What the task requires → Report each line below that carries the word "house".
***** Information supplied *****
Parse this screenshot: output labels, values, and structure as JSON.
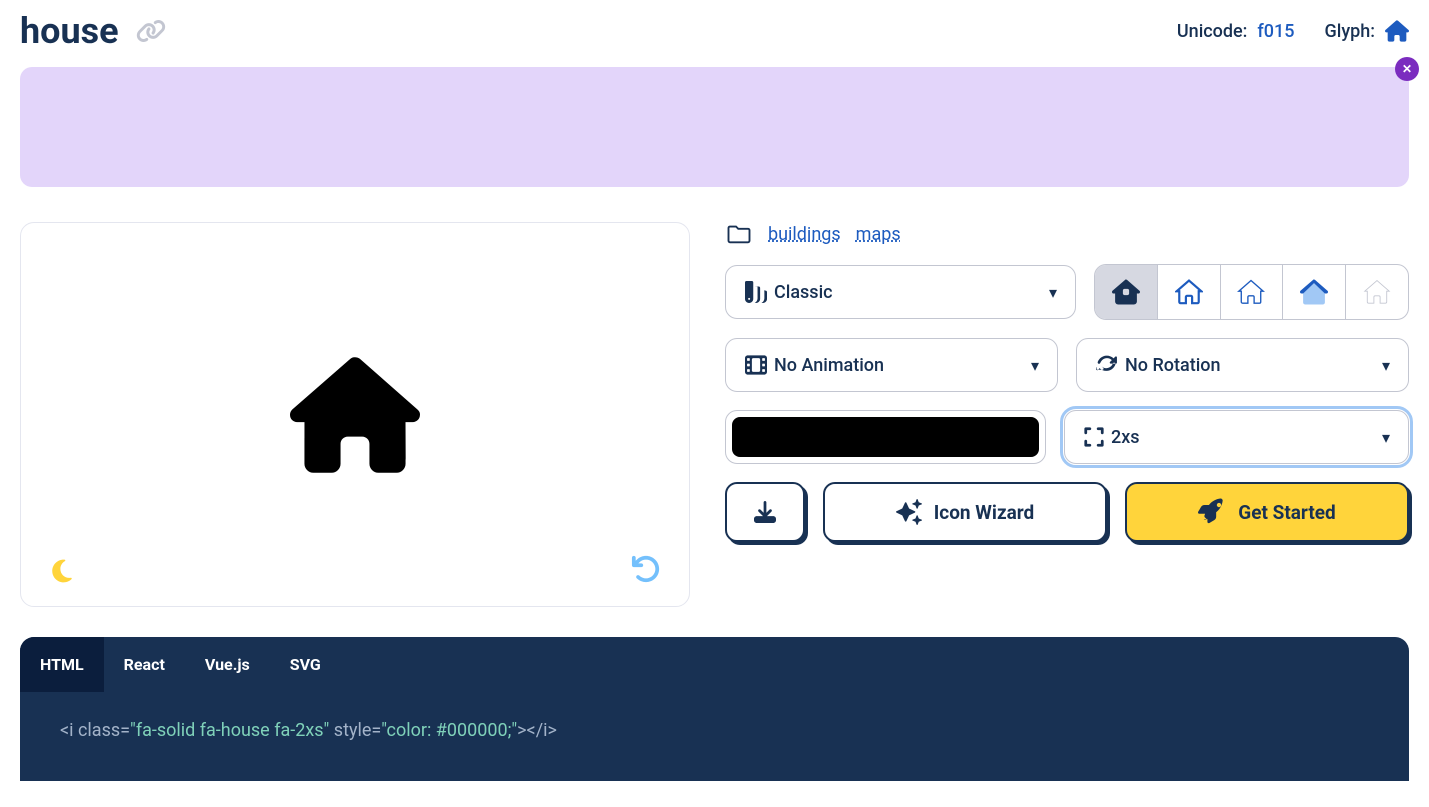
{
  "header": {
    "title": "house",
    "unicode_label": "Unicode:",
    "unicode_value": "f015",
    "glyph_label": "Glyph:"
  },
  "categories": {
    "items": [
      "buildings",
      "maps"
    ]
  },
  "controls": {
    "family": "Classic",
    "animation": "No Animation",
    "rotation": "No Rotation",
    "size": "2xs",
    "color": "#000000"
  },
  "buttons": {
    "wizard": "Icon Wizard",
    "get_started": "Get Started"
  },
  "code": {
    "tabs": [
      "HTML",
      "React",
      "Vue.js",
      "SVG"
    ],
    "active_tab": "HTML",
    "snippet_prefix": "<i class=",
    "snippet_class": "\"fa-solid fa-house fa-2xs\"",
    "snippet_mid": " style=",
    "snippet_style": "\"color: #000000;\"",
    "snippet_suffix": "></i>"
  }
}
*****
Solved exercise →
    "title": "house",
    "snippet_class": "\"fa-solid fa-house fa-2xs\"",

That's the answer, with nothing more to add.